While there was evidence of last year’s catastrophic hit from Hurricane Maria, tourism is quickly returning to the island. It was my first visit but I already want to return, but next time I’ll be signing up for or doing something like this trip with Adventure Cycling. While shuttling out to day excursions on the east coast for snorkeling and hiking in the rain forest, we saw many road and mountain bikes on the roads, and while the roads were narrow and certainly more for riders who are comfortable around cars, drivers appeared to be fairly used to and tolerant of sharing the road with cyclists.
We ended up following a lot of the pointers in this post from some of my favorite bloggers, although since we were in the busier season we opted for an Airbnb in Condado for most of the trip and didn’t go for Mosquito Bay since it was a full moon and the best time to see the bioluminescence is during a new moon. We thoroughly enjoyed seeing Old San Juan on foot, our day trips out to El Yunque and snorkeling in Culebra, and trying out all the wonderful food (#allthemofongo). If you go, let me know your favorite parts, because I definitely want to return!
The e-scooter craze might be new, but the reaction to them isn’t.
(I got 8 out of 10 correct. How did you do?)
There are so many great options for bikes that it’s hard to just pick a few. Several of my Greenville friends have asked for recommendations for around-town pavement riding, so I thought I’d compile a ‘starter’ list for reference. Most of these fall within the ‘city commuter’ category, but you can customize most mountain, cruiser, or road bike to suit your commute. For example, you might outfit a beater mountain bike in a city with high bike theft problems, or a cruiser if you live in a flat coastal area with low mileage rides, and I currently commute on a steel frame road bike model that I fell in love with that didn’t have a step through frame. Anyway, here are some general, around-town bikes to consider if you want something fun, reliable and practical (in no particular order); I’ve pictured the step through models but you can try out a men’s frame too if you need a taller size or if you don’t care about the step-through. Most bike shops carry one or several major bike brands, but you won’t find all of these at the same store. If you’re shopping for any new bike, treat it like buying a car: take the time to go to several places, talk to the staff, and take a few bikes out on a test ride at each place to get a feel for the differences between models.

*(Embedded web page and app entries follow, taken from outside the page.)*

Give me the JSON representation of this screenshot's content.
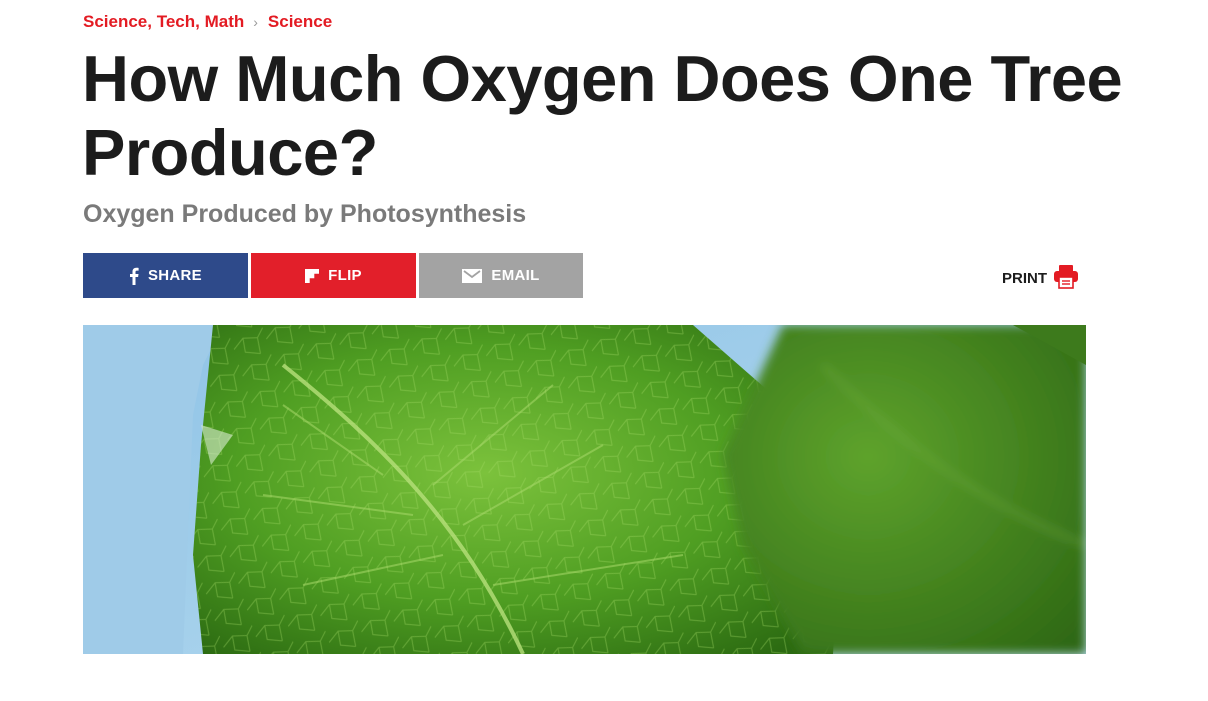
{
  "breadcrumb": {
    "items": [
      "Science, Tech, Math",
      "Science"
    ],
    "separator": "›"
  },
  "article": {
    "title": "How Much Oxygen Does One Tree Produce?",
    "subtitle": "Oxygen Produced by Photosynthesis"
  },
  "share": {
    "facebook_label": "SHARE",
    "flipboard_label": "FLIP",
    "email_label": "EMAIL",
    "facebook_icon": "facebook-icon",
    "flipboard_icon": "flipboard-icon",
    "email_icon": "envelope-icon"
  },
  "print": {
    "label": "PRINT",
    "icon": "printer-icon"
  },
  "colors": {
    "accent": "#e31b23",
    "facebook": "#2e4a8a",
    "flipboard": "#e21f2a",
    "email": "#a3a3a3",
    "subtitle": "#7a7a7a",
    "title": "#1c1c1c"
  }
}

The Fuji Absolute series ($400 and up) is a sporty model that’s great for city riding as well. It also offers upgrades to disc brakes, which perform well in rain/muddy conditions.
The Liv Alight series ($380 and up) is popular for paved trail and city riding. Liv tends to carry more petite sizes and is a womens-centered offshoot of Giant Bicycles.
The Specialized Alibi series (starting at $450) comes in a more skirt-friendly step through design, with fenders and a rear rack on the EQ model (pictured). I must admit I haven’t tried the Nimbus solid core tires for more than a test ride, but if you’re worried about flats they could be an added bonus.
The Jamis Coda series ($369 and up) is a great steel frame option with plenty of gears for hills – this bike is one of Jamis’s best sellers for city riding (just add a rack and panniers), and it can easily double as a fitness bike for paved trail riding as well.
Bianchi’s ‘Turismo’ collection of city bikes ($400 and up) includes this completely gorgeous Venezia Dama, and while I should have highlighted the Torino, Milano or really any model that’s not a single speed, this one is the prettiest and I’m more than a little smitten with it. If you like the vintage European look, you may also want to check out Linus and Biria bikes.
PS: this is not a paid/promoted post in any form, I just like recommending good stuff.